Katsuhiro Otomo’s 1988 cyberpunk classic, Akira, which he adapted from his manga of the same name, is perhaps the single most recognizable feature-length anime. For many in North America, Akira served as their introduction to anime and it is without a doubt the anime feature most viewed by American audiences. And rightly so, because Akira is one of the impressively animated works in the history of film, hand-painted (which Akira is) or otherwise.
Set in the year 2019, the film paints a bleak, dystopian portrait of a Tokyo wrought by the violence of street gangs and authorities alike. Amidst the chaos of street battles between teens on motorcycles and political turmoil driven by the capitalist desires of those at the top, the Japanese military attempts to keep a handful of potentially dangerous, psychic espers under wraps. But when gang member Tetsuo develops psychic powers and seeks to release the esper, Akira, from his icy prison, his childhood pal Kaneda may be the only person who can stop him.
On November 12, 2013, FUNimation Entertainment is set to release the definitive home video version of Akira on Blu-ray and DVD in a 25th Anniversary Edition. Many of our readers will likely recall that Honneamise released Akira on Blu-ray back in 2009. The difference in transfers between the Honneamise and FUNimation releases of Akira are minimal at best, the biggest difference being that the film’s 1.85:1 aspect ratio is here presented sans Honneamise’s curious windowboxing. The film was restored back in 2001 prior to its theatrical re-release and Special Edition DVD release, and the transfer here it seems is that high definition version which was projected theatrically. After all, the restoration featurette on this release, which was originally featured on the 2001 Special Edition DVD, specifically addresses that restoration.
As for the audio on the 25th Anniversary Edition, you’ll find no new dub here featuring FUNimation’s staff of voice actors, but you will find three different audio tracks! The release includes the 5.1 Japanese language track remastered in 2009, the original 2.0 English dub from 1988, and a 5.1 mix of the 2001 re-dub starring Johnny Yong Bosch, who has gone on to an impressive career in voice acting after getting his start on Power Rangers. Although I personally recommend the original Japanese over the other tracks, it’s nice to have options, especially if you’re looking to introduce Akira or anime in general to someone with no patience for subtitles.

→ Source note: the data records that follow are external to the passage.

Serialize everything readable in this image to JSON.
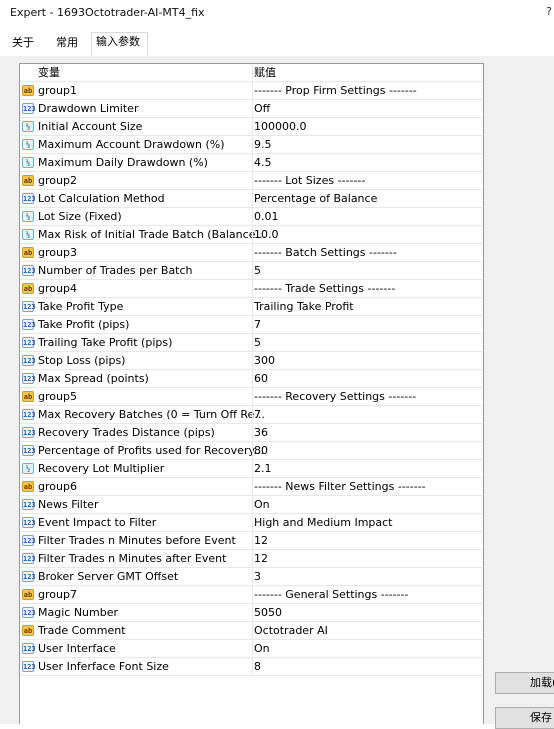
{
  "window": {
    "title": "Expert - 1693Octotrader-AI-MT4_fix",
    "corner_glyph": "?"
  },
  "tabs": [
    {
      "label": "关于",
      "active": false
    },
    {
      "label": "常用",
      "active": false
    },
    {
      "label": "输入参数",
      "active": true
    }
  ],
  "grid": {
    "headers": {
      "variable": "变量",
      "value": "赋值"
    },
    "rows": [
      {
        "type": "ab",
        "icon": "string-type-icon",
        "name": "group1",
        "value": "------- Prop Firm Settings -------"
      },
      {
        "type": "int",
        "icon": "integer-type-icon",
        "name": "Drawdown Limiter",
        "value": "Off"
      },
      {
        "type": "dbl",
        "icon": "double-type-icon",
        "name": "Initial Account Size",
        "value": "100000.0"
      },
      {
        "type": "dbl",
        "icon": "double-type-icon",
        "name": "Maximum Account Drawdown (%)",
        "value": "9.5"
      },
      {
        "type": "dbl",
        "icon": "double-type-icon",
        "name": "Maximum Daily Drawdown (%)",
        "value": "4.5"
      },
      {
        "type": "ab",
        "icon": "string-type-icon",
        "name": "group2",
        "value": "------- Lot Sizes -------"
      },
      {
        "type": "int",
        "icon": "integer-type-icon",
        "name": "Lot Calculation Method",
        "value": "Percentage of Balance"
      },
      {
        "type": "dbl",
        "icon": "double-type-icon",
        "name": "Lot Size (Fixed)",
        "value": "0.01"
      },
      {
        "type": "dbl",
        "icon": "double-type-icon",
        "name": "Max Risk of Initial Trade Batch (Balance...",
        "value": "10.0"
      },
      {
        "type": "ab",
        "icon": "string-type-icon",
        "name": "group3",
        "value": "------- Batch Settings -------"
      },
      {
        "type": "int",
        "icon": "integer-type-icon",
        "name": "Number of Trades per Batch",
        "value": "5"
      },
      {
        "type": "ab",
        "icon": "string-type-icon",
        "name": "group4",
        "value": "------- Trade Settings -------"
      },
      {
        "type": "int",
        "icon": "integer-type-icon",
        "name": "Take Profit Type",
        "value": "Trailing Take Profit"
      },
      {
        "type": "int",
        "icon": "integer-type-icon",
        "name": "Take Profit (pips)",
        "value": "7"
      },
      {
        "type": "int",
        "icon": "integer-type-icon",
        "name": "Trailing Take Profit (pips)",
        "value": "5"
      },
      {
        "type": "int",
        "icon": "integer-type-icon",
        "name": "Stop Loss (pips)",
        "value": "300"
      },
      {
        "type": "int",
        "icon": "integer-type-icon",
        "name": "Max Spread (points)",
        "value": "60"
      },
      {
        "type": "ab",
        "icon": "string-type-icon",
        "name": "group5",
        "value": "------- Recovery Settings -------"
      },
      {
        "type": "int",
        "icon": "integer-type-icon",
        "name": "Max Recovery Batches (0 = Turn Off Re...",
        "value": "7"
      },
      {
        "type": "int",
        "icon": "integer-type-icon",
        "name": "Recovery Trades Distance (pips)",
        "value": "36"
      },
      {
        "type": "int",
        "icon": "integer-type-icon",
        "name": "Percentage of Profits used for Recovery...",
        "value": "80"
      },
      {
        "type": "dbl",
        "icon": "double-type-icon",
        "name": "Recovery Lot Multiplier",
        "value": "2.1"
      },
      {
        "type": "ab",
        "icon": "string-type-icon",
        "name": "group6",
        "value": "------- News Filter Settings -------"
      },
      {
        "type": "int",
        "icon": "integer-type-icon",
        "name": "News Filter",
        "value": "On"
      },
      {
        "type": "int",
        "icon": "integer-type-icon",
        "name": "Event Impact to Filter",
        "value": "High and Medium Impact"
      },
      {
        "type": "int",
        "icon": "integer-type-icon",
        "name": "Filter Trades n Minutes before Event",
        "value": "12"
      },
      {
        "type": "int",
        "icon": "integer-type-icon",
        "name": "Filter Trades n Minutes after Event",
        "value": "12"
      },
      {
        "type": "int",
        "icon": "integer-type-icon",
        "name": "Broker Server GMT Offset",
        "value": "3"
      },
      {
        "type": "ab",
        "icon": "string-type-icon",
        "name": "group7",
        "value": "------- General Settings -------"
      },
      {
        "type": "int",
        "icon": "integer-type-icon",
        "name": "Magic Number",
        "value": "5050"
      },
      {
        "type": "ab",
        "icon": "string-type-icon",
        "name": "Trade Comment",
        "value": "Octotrader AI"
      },
      {
        "type": "int",
        "icon": "integer-type-icon",
        "name": "User Interface",
        "value": "On"
      },
      {
        "type": "int",
        "icon": "integer-type-icon",
        "name": "User Inferface Font Size",
        "value": "8"
      }
    ]
  },
  "buttons": {
    "load": "加载(",
    "save": "保存"
  },
  "icon_glyphs": {
    "ab": "ab",
    "int": "123",
    "dbl": "½"
  }
}
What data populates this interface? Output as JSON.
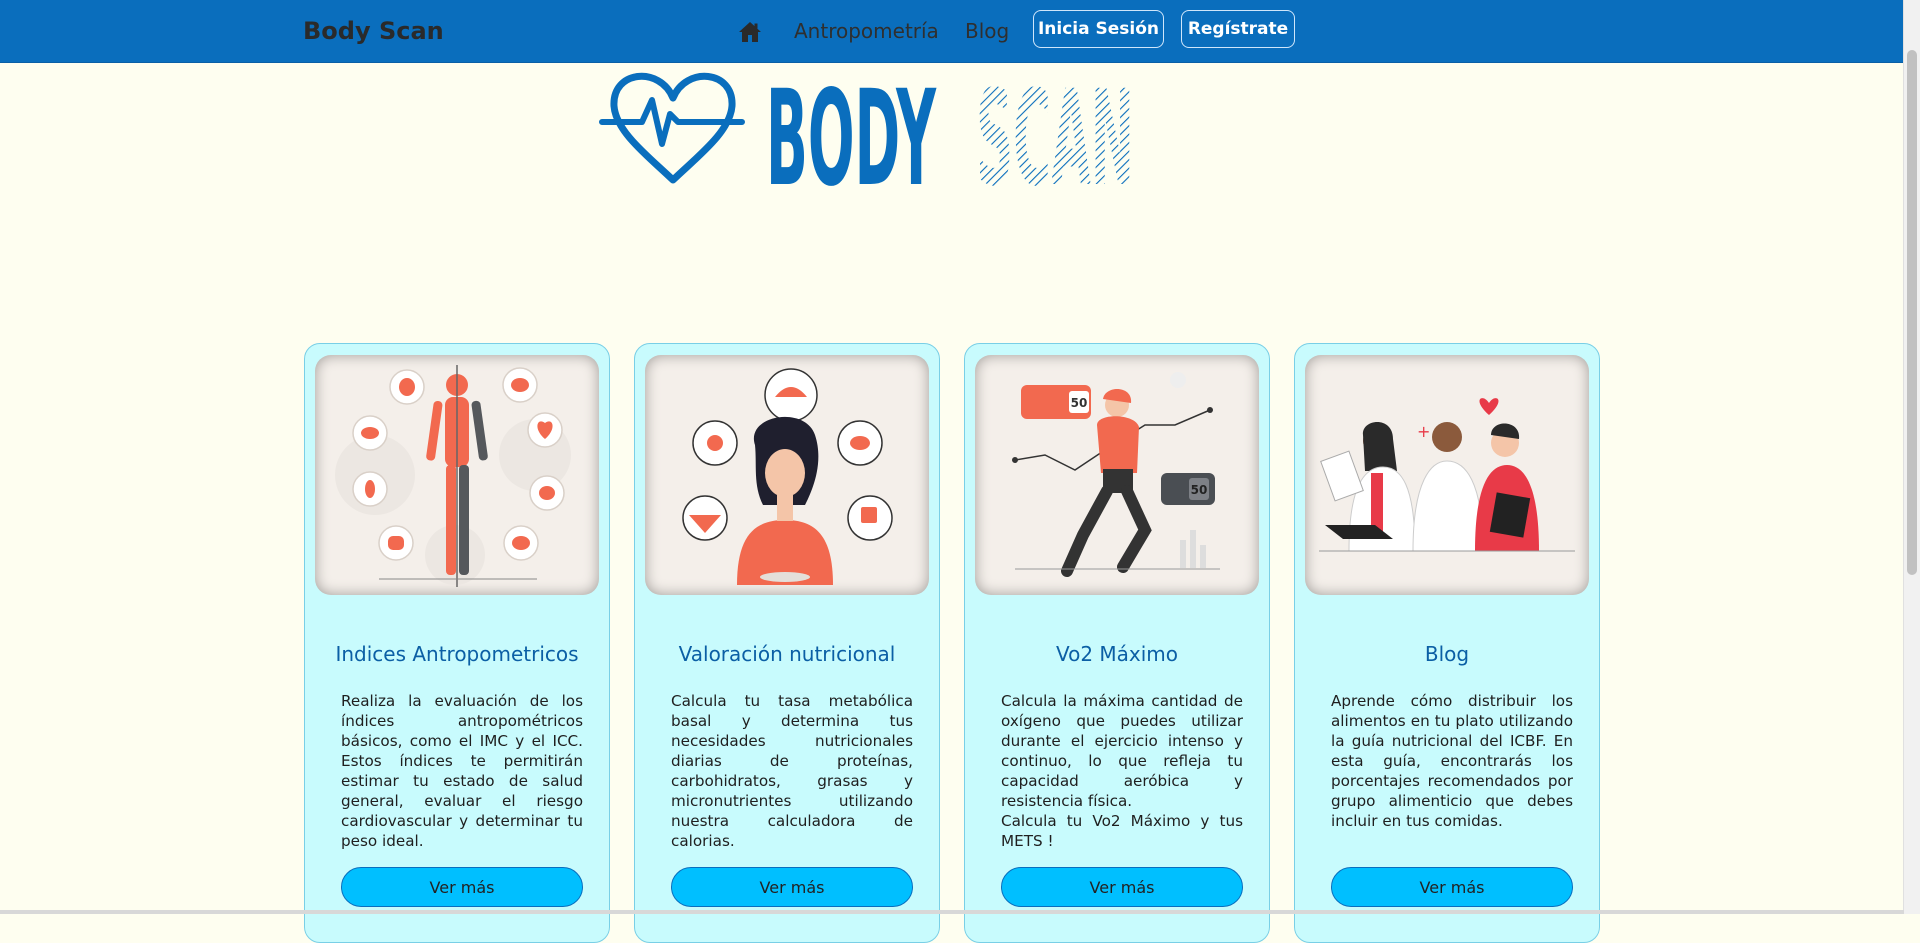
{
  "navbar": {
    "brand": "Body Scan",
    "home_icon": "home-icon",
    "links": [
      "Antropometría",
      "Blog"
    ],
    "login_label": "Inicia Sesión",
    "register_label": "Regístrate"
  },
  "logo": {
    "part1": "BODY",
    "part2": "SCAN",
    "icon": "heartbeat-heart-icon"
  },
  "colors": {
    "navbar": "#0A6EBD",
    "background": "#FEFEF0",
    "card_bg": "#C8FBFD",
    "card_title": "#0B5FA5",
    "button": "#00BFFF"
  },
  "cards": [
    {
      "title": "Indices Antropometricos",
      "text": [
        "Realiza la evaluación de los índices antropométricos básicos, como el IMC y el ICC. Estos índices te permitirán estimar tu estado de salud general, evaluar el riesgo cardiovascular y determinar tu peso ideal."
      ],
      "button": "Ver más",
      "image": "human-anatomy-illustration"
    },
    {
      "title": "Valoración nutricional",
      "text": [
        "Calcula tu tasa metabólica basal y determina tus necesidades nutricionales diarias de proteínas, carbohidratos, grasas y micronutrientes utilizando nuestra calculadora de calorias."
      ],
      "button": "Ver más",
      "image": "nutrition-person-illustration"
    },
    {
      "title": "Vo2 Máximo",
      "text": [
        "Calcula la máxima cantidad de oxígeno que puedes utilizar durante el ejercicio intenso y continuo, lo que refleja tu capacidad aeróbica y resistencia física.",
        "Calcula tu Vo2 Máximo y tus METS !"
      ],
      "button": "Ver más",
      "image": "runner-illustration",
      "badges": [
        "50",
        "50"
      ]
    },
    {
      "title": "Blog",
      "text": [
        "Aprende cómo distribuir los alimentos en tu plato utilizando la guía nutricional del ICBF. En esta guía, encontrarás los porcentajes recomendados por grupo alimenticio que debes incluir en tus comidas."
      ],
      "button": "Ver más",
      "image": "medical-team-illustration"
    }
  ]
}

In addition to the three-part featurette about the 2001 restoration, special features on the FUNimation release include and Akira sound clip from 1988 about the film’s score, an interview with Otomo, a storyboard collection, a photo gallery centered around translations of graffiti that appears throughout the film, trailers, commercials, and a glossary. If you owned the Special Edition DVD, you’ll definitely recognize these features.